▶ Exercise material:

***

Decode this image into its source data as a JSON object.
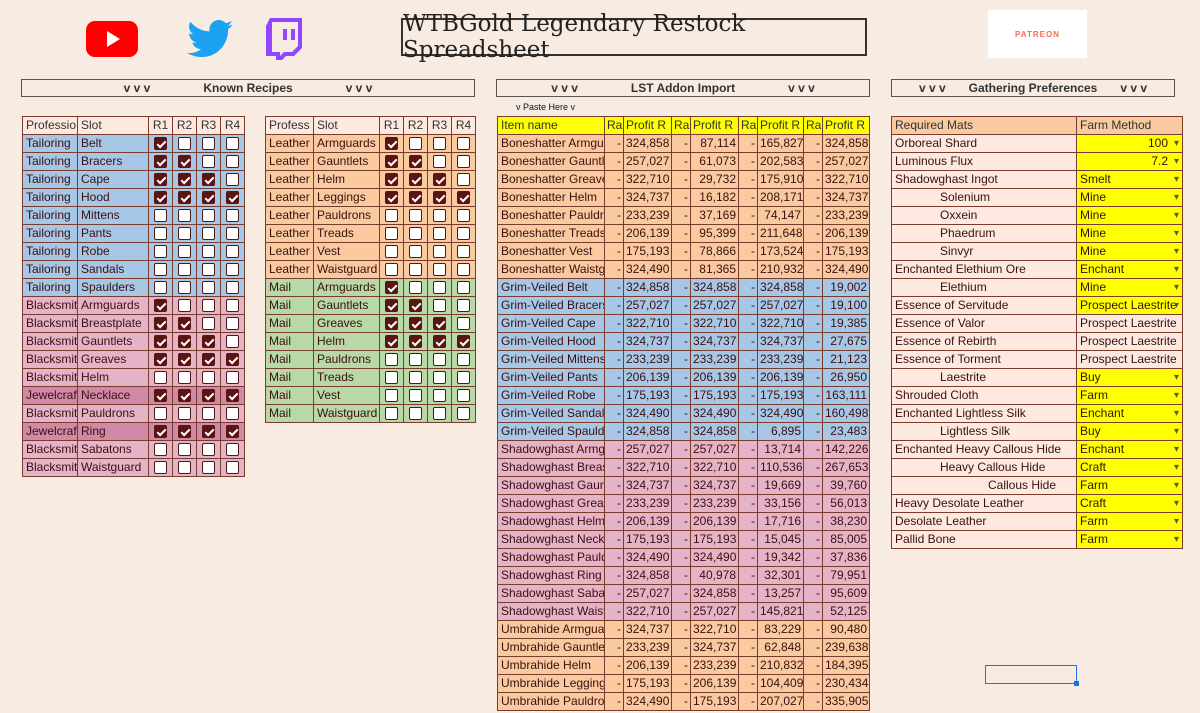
{
  "header": {
    "title": "WTBGold Legendary Restock Spreadsheet",
    "icons": [
      "youtube-icon",
      "twitter-icon",
      "twitch-icon"
    ],
    "patreon_label": "PATREON"
  },
  "colors": {
    "tailoring": "#a7c7e7",
    "blacksmithing": "#e5b3c8",
    "jewelcrafting": "#d08aa7",
    "leather": "#f9c9a0",
    "mail": "#b8d8a8",
    "yellow": "#ffff00",
    "bg": "#f8ece2"
  },
  "sections": {
    "known_recipes": {
      "arrows_left": "v v v",
      "label": "Known Recipes",
      "arrows_right": "v v v"
    },
    "lst_import": {
      "arrows_left": "v v v",
      "label": "LST Addon Import",
      "arrows_right": "v v v",
      "paste": "v  Paste Here  v"
    },
    "gathering": {
      "arrows_left": "v v v",
      "label": "Gathering Preferences",
      "arrows_right": "v v v"
    }
  },
  "recipes_left": {
    "headers": [
      "Professio",
      "Slot",
      "R1",
      "R2",
      "R3",
      "R4"
    ],
    "rows": [
      {
        "prof": "Tailoring",
        "slot": "Belt",
        "k": "tailoring",
        "r": [
          1,
          0,
          0,
          0
        ]
      },
      {
        "prof": "Tailoring",
        "slot": "Bracers",
        "k": "tailoring",
        "r": [
          1,
          1,
          0,
          0
        ]
      },
      {
        "prof": "Tailoring",
        "slot": "Cape",
        "k": "tailoring",
        "r": [
          1,
          1,
          1,
          0
        ]
      },
      {
        "prof": "Tailoring",
        "slot": "Hood",
        "k": "tailoring",
        "r": [
          1,
          1,
          1,
          1
        ]
      },
      {
        "prof": "Tailoring",
        "slot": "Mittens",
        "k": "tailoring",
        "r": [
          0,
          0,
          0,
          0
        ]
      },
      {
        "prof": "Tailoring",
        "slot": "Pants",
        "k": "tailoring",
        "r": [
          0,
          0,
          0,
          0
        ]
      },
      {
        "prof": "Tailoring",
        "slot": "Robe",
        "k": "tailoring",
        "r": [
          0,
          0,
          0,
          0
        ]
      },
      {
        "prof": "Tailoring",
        "slot": "Sandals",
        "k": "tailoring",
        "r": [
          0,
          0,
          0,
          0
        ]
      },
      {
        "prof": "Tailoring",
        "slot": "Spaulders",
        "k": "tailoring",
        "r": [
          0,
          0,
          0,
          0
        ]
      },
      {
        "prof": "Blacksmit",
        "slot": "Armguards",
        "k": "blacksmithing",
        "r": [
          1,
          0,
          0,
          0
        ]
      },
      {
        "prof": "Blacksmit",
        "slot": "Breastplate",
        "k": "blacksmithing",
        "r": [
          1,
          1,
          0,
          0
        ]
      },
      {
        "prof": "Blacksmit",
        "slot": "Gauntlets",
        "k": "blacksmithing",
        "r": [
          1,
          1,
          1,
          0
        ]
      },
      {
        "prof": "Blacksmit",
        "slot": "Greaves",
        "k": "blacksmithing",
        "r": [
          1,
          1,
          1,
          1
        ]
      },
      {
        "prof": "Blacksmit",
        "slot": "Helm",
        "k": "blacksmithing",
        "r": [
          0,
          0,
          0,
          0
        ]
      },
      {
        "prof": "Jewelcraft",
        "slot": "Necklace",
        "k": "jewelcrafting",
        "r": [
          1,
          1,
          1,
          1
        ]
      },
      {
        "prof": "Blacksmit",
        "slot": "Pauldrons",
        "k": "blacksmithing",
        "r": [
          0,
          0,
          0,
          0
        ]
      },
      {
        "prof": "Jewelcraft",
        "slot": "Ring",
        "k": "jewelcrafting",
        "r": [
          1,
          1,
          1,
          1
        ]
      },
      {
        "prof": "Blacksmit",
        "slot": "Sabatons",
        "k": "blacksmithing",
        "r": [
          0,
          0,
          0,
          0
        ]
      },
      {
        "prof": "Blacksmit",
        "slot": "Waistguard",
        "k": "blacksmithing",
        "r": [
          0,
          0,
          0,
          0
        ]
      }
    ]
  },
  "recipes_mid": {
    "headers": [
      "Profess",
      "Slot",
      "R1",
      "R2",
      "R3",
      "R4"
    ],
    "rows": [
      {
        "prof": "Leather",
        "slot": "Armguards",
        "k": "leather",
        "r": [
          1,
          0,
          0,
          0
        ]
      },
      {
        "prof": "Leather",
        "slot": "Gauntlets",
        "k": "leather",
        "r": [
          1,
          1,
          0,
          0
        ]
      },
      {
        "prof": "Leather",
        "slot": "Helm",
        "k": "leather",
        "r": [
          1,
          1,
          1,
          0
        ]
      },
      {
        "prof": "Leather",
        "slot": "Leggings",
        "k": "leather",
        "r": [
          1,
          1,
          1,
          1
        ]
      },
      {
        "prof": "Leather",
        "slot": "Pauldrons",
        "k": "leather",
        "r": [
          0,
          0,
          0,
          0
        ]
      },
      {
        "prof": "Leather",
        "slot": "Treads",
        "k": "leather",
        "r": [
          0,
          0,
          0,
          0
        ]
      },
      {
        "prof": "Leather",
        "slot": "Vest",
        "k": "leather",
        "r": [
          0,
          0,
          0,
          0
        ]
      },
      {
        "prof": "Leather",
        "slot": "Waistguard",
        "k": "leather",
        "r": [
          0,
          0,
          0,
          0
        ]
      },
      {
        "prof": "Mail",
        "slot": "Armguards",
        "k": "mail",
        "r": [
          1,
          0,
          0,
          0
        ]
      },
      {
        "prof": "Mail",
        "slot": "Gauntlets",
        "k": "mail",
        "r": [
          1,
          1,
          0,
          0
        ]
      },
      {
        "prof": "Mail",
        "slot": "Greaves",
        "k": "mail",
        "r": [
          1,
          1,
          1,
          0
        ]
      },
      {
        "prof": "Mail",
        "slot": "Helm",
        "k": "mail",
        "r": [
          1,
          1,
          1,
          1
        ]
      },
      {
        "prof": "Mail",
        "slot": "Pauldrons",
        "k": "mail",
        "r": [
          0,
          0,
          0,
          0
        ]
      },
      {
        "prof": "Mail",
        "slot": "Treads",
        "k": "mail",
        "r": [
          0,
          0,
          0,
          0
        ]
      },
      {
        "prof": "Mail",
        "slot": "Vest",
        "k": "mail",
        "r": [
          0,
          0,
          0,
          0
        ]
      },
      {
        "prof": "Mail",
        "slot": "Waistguard",
        "k": "mail",
        "r": [
          0,
          0,
          0,
          0
        ]
      }
    ]
  },
  "lst": {
    "headers": [
      "Item name",
      "Ran",
      "Profit R",
      "Ran",
      "Profit R",
      "Ran",
      "Profit R",
      "Ran",
      "Profit R"
    ],
    "rows": [
      {
        "name": "Boneshatter Armguards",
        "k": "leather",
        "v": [
          "-",
          "324,858",
          "-",
          "87,114",
          "-",
          "165,827",
          "-",
          "324,858"
        ]
      },
      {
        "name": "Boneshatter Gauntlets",
        "k": "leather",
        "v": [
          "-",
          "257,027",
          "-",
          "61,073",
          "-",
          "202,583",
          "-",
          "257,027"
        ]
      },
      {
        "name": "Boneshatter Greaves",
        "k": "leather",
        "v": [
          "-",
          "322,710",
          "-",
          "29,732",
          "-",
          "175,910",
          "-",
          "322,710"
        ]
      },
      {
        "name": "Boneshatter Helm",
        "k": "leather",
        "v": [
          "-",
          "324,737",
          "-",
          "16,182",
          "-",
          "208,171",
          "-",
          "324,737"
        ]
      },
      {
        "name": "Boneshatter Pauldrons",
        "k": "leather",
        "v": [
          "-",
          "233,239",
          "-",
          "37,169",
          "-",
          "74,147",
          "-",
          "233,239"
        ]
      },
      {
        "name": "Boneshatter Treads",
        "k": "leather",
        "v": [
          "-",
          "206,139",
          "-",
          "95,399",
          "-",
          "211,648",
          "-",
          "206,139"
        ]
      },
      {
        "name": "Boneshatter Vest",
        "k": "leather",
        "v": [
          "-",
          "175,193",
          "-",
          "78,866",
          "-",
          "173,524",
          "-",
          "175,193"
        ]
      },
      {
        "name": "Boneshatter Waistguard",
        "k": "leather",
        "v": [
          "-",
          "324,490",
          "-",
          "81,365",
          "-",
          "210,932",
          "-",
          "324,490"
        ]
      },
      {
        "name": "Grim-Veiled Belt",
        "k": "tailoring",
        "v": [
          "-",
          "324,858",
          "-",
          "324,858",
          "-",
          "324,858",
          "-",
          "19,002"
        ]
      },
      {
        "name": "Grim-Veiled Bracers",
        "k": "tailoring",
        "v": [
          "-",
          "257,027",
          "-",
          "257,027",
          "-",
          "257,027",
          "-",
          "19,100"
        ]
      },
      {
        "name": "Grim-Veiled Cape",
        "k": "tailoring",
        "v": [
          "-",
          "322,710",
          "-",
          "322,710",
          "-",
          "322,710",
          "-",
          "19,385"
        ]
      },
      {
        "name": "Grim-Veiled Hood",
        "k": "tailoring",
        "v": [
          "-",
          "324,737",
          "-",
          "324,737",
          "-",
          "324,737",
          "-",
          "27,675"
        ]
      },
      {
        "name": "Grim-Veiled Mittens",
        "k": "tailoring",
        "v": [
          "-",
          "233,239",
          "-",
          "233,239",
          "-",
          "233,239",
          "-",
          "21,123"
        ]
      },
      {
        "name": "Grim-Veiled Pants",
        "k": "tailoring",
        "v": [
          "-",
          "206,139",
          "-",
          "206,139",
          "-",
          "206,139",
          "-",
          "26,950"
        ]
      },
      {
        "name": "Grim-Veiled Robe",
        "k": "tailoring",
        "v": [
          "-",
          "175,193",
          "-",
          "175,193",
          "-",
          "175,193",
          "-",
          "163,111"
        ]
      },
      {
        "name": "Grim-Veiled Sandals",
        "k": "tailoring",
        "v": [
          "-",
          "324,490",
          "-",
          "324,490",
          "-",
          "324,490",
          "-",
          "160,498"
        ]
      },
      {
        "name": "Grim-Veiled Spaulders",
        "k": "tailoring",
        "v": [
          "-",
          "324,858",
          "-",
          "324,858",
          "-",
          "6,895",
          "-",
          "23,483"
        ]
      },
      {
        "name": "Shadowghast Armguards",
        "k": "blacksmithing",
        "v": [
          "-",
          "257,027",
          "-",
          "257,027",
          "-",
          "13,714",
          "-",
          "142,226"
        ]
      },
      {
        "name": "Shadowghast Breastplate",
        "k": "blacksmithing",
        "v": [
          "-",
          "322,710",
          "-",
          "322,710",
          "-",
          "110,536",
          "-",
          "267,653"
        ]
      },
      {
        "name": "Shadowghast Gauntlets",
        "k": "blacksmithing",
        "v": [
          "-",
          "324,737",
          "-",
          "324,737",
          "-",
          "19,669",
          "-",
          "39,760"
        ]
      },
      {
        "name": "Shadowghast Greaves",
        "k": "blacksmithing",
        "v": [
          "-",
          "233,239",
          "-",
          "233,239",
          "-",
          "33,156",
          "-",
          "56,013"
        ]
      },
      {
        "name": "Shadowghast Helm",
        "k": "blacksmithing",
        "v": [
          "-",
          "206,139",
          "-",
          "206,139",
          "-",
          "17,716",
          "-",
          "38,230"
        ]
      },
      {
        "name": "Shadowghast Necklace",
        "k": "blacksmithing",
        "v": [
          "-",
          "175,193",
          "-",
          "175,193",
          "-",
          "15,045",
          "-",
          "85,005"
        ]
      },
      {
        "name": "Shadowghast Pauldrons",
        "k": "blacksmithing",
        "v": [
          "-",
          "324,490",
          "-",
          "324,490",
          "-",
          "19,342",
          "-",
          "37,836"
        ]
      },
      {
        "name": "Shadowghast Ring",
        "k": "blacksmithing",
        "v": [
          "-",
          "324,858",
          "-",
          "40,978",
          "-",
          "32,301",
          "-",
          "79,951"
        ]
      },
      {
        "name": "Shadowghast Sabatons",
        "k": "blacksmithing",
        "v": [
          "-",
          "257,027",
          "-",
          "324,858",
          "-",
          "13,257",
          "-",
          "95,609"
        ]
      },
      {
        "name": "Shadowghast Waistguard",
        "k": "blacksmithing",
        "v": [
          "-",
          "322,710",
          "-",
          "257,027",
          "-",
          "145,821",
          "-",
          "52,125"
        ]
      },
      {
        "name": "Umbrahide Armguards",
        "k": "leather",
        "v": [
          "-",
          "324,737",
          "-",
          "322,710",
          "-",
          "83,229",
          "-",
          "90,480"
        ]
      },
      {
        "name": "Umbrahide Gauntlets",
        "k": "leather",
        "v": [
          "-",
          "233,239",
          "-",
          "324,737",
          "-",
          "62,848",
          "-",
          "239,638"
        ]
      },
      {
        "name": "Umbrahide Helm",
        "k": "leather",
        "v": [
          "-",
          "206,139",
          "-",
          "233,239",
          "-",
          "210,832",
          "-",
          "184,395"
        ]
      },
      {
        "name": "Umbrahide Leggings",
        "k": "leather",
        "v": [
          "-",
          "175,193",
          "-",
          "206,139",
          "-",
          "104,409",
          "-",
          "230,434"
        ]
      },
      {
        "name": "Umbrahide Pauldrons",
        "k": "leather",
        "v": [
          "-",
          "324,490",
          "-",
          "175,193",
          "-",
          "207,027",
          "-",
          "335,905"
        ]
      }
    ]
  },
  "gathering": {
    "headers": [
      "Required Mats",
      "Farm Method"
    ],
    "rows": [
      {
        "mat": "Orboreal Shard",
        "method": "100",
        "indent": 0,
        "yellow": true,
        "dd": true,
        "num": true
      },
      {
        "mat": "Luminous Flux",
        "method": "7.2",
        "indent": 0,
        "yellow": true,
        "dd": true,
        "num": true
      },
      {
        "mat": "Shadowghast Ingot",
        "method": "Smelt",
        "indent": 0,
        "yellow": true,
        "dd": true
      },
      {
        "mat": "Solenium",
        "method": "Mine",
        "indent": 1,
        "yellow": true,
        "dd": true
      },
      {
        "mat": "Oxxein",
        "method": "Mine",
        "indent": 1,
        "yellow": true,
        "dd": true
      },
      {
        "mat": "Phaedrum",
        "method": "Mine",
        "indent": 1,
        "yellow": true,
        "dd": true
      },
      {
        "mat": "Sinvyr",
        "method": "Mine",
        "indent": 1,
        "yellow": true,
        "dd": true
      },
      {
        "mat": "Enchanted Elethium Ore",
        "method": "Enchant",
        "indent": 0,
        "yellow": true,
        "dd": true
      },
      {
        "mat": "Elethium",
        "method": "Mine",
        "indent": 1,
        "yellow": true,
        "dd": true
      },
      {
        "mat": "Essence of Servitude",
        "method": "Prospect Laestrite",
        "indent": 0,
        "yellow": true,
        "dd": true
      },
      {
        "mat": "Essence of Valor",
        "method": "Prospect Laestrite",
        "indent": 0,
        "yellow": false,
        "dd": false
      },
      {
        "mat": "Essence of Rebirth",
        "method": "Prospect Laestrite",
        "indent": 0,
        "yellow": false,
        "dd": false
      },
      {
        "mat": "Essence of Torment",
        "method": "Prospect Laestrite",
        "indent": 0,
        "yellow": false,
        "dd": false
      },
      {
        "mat": "Laestrite",
        "method": "Buy",
        "indent": 1,
        "yellow": true,
        "dd": true
      },
      {
        "mat": "Shrouded Cloth",
        "method": "Farm",
        "indent": 0,
        "yellow": true,
        "dd": true
      },
      {
        "mat": "Enchanted Lightless Silk",
        "method": "Enchant",
        "indent": 0,
        "yellow": true,
        "dd": true
      },
      {
        "mat": "Lightless Silk",
        "method": "Buy",
        "indent": 1,
        "yellow": true,
        "dd": true
      },
      {
        "mat": "Enchanted Heavy Callous Hide",
        "method": "Enchant",
        "indent": 0,
        "yellow": true,
        "dd": true
      },
      {
        "mat": "Heavy Callous Hide",
        "method": "Craft",
        "indent": 1,
        "yellow": true,
        "dd": true
      },
      {
        "mat": "Callous Hide",
        "method": "Farm",
        "indent": 2,
        "yellow": true,
        "dd": true
      },
      {
        "mat": "Heavy Desolate Leather",
        "method": "Craft",
        "indent": 0,
        "yellow": true,
        "dd": true
      },
      {
        "mat": "Desolate Leather",
        "method": "Farm",
        "indent": 0,
        "yellow": true,
        "dd": true
      },
      {
        "mat": "Pallid Bone",
        "method": "Farm",
        "indent": 0,
        "yellow": true,
        "dd": true
      }
    ]
  }
}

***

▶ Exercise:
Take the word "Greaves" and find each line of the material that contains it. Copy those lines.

▶ Answer section:
        "slot": "Greaves",
        "slot": "Greaves",
        "name": "Boneshatter Greaves",
        "name": "Shadowghast Greaves",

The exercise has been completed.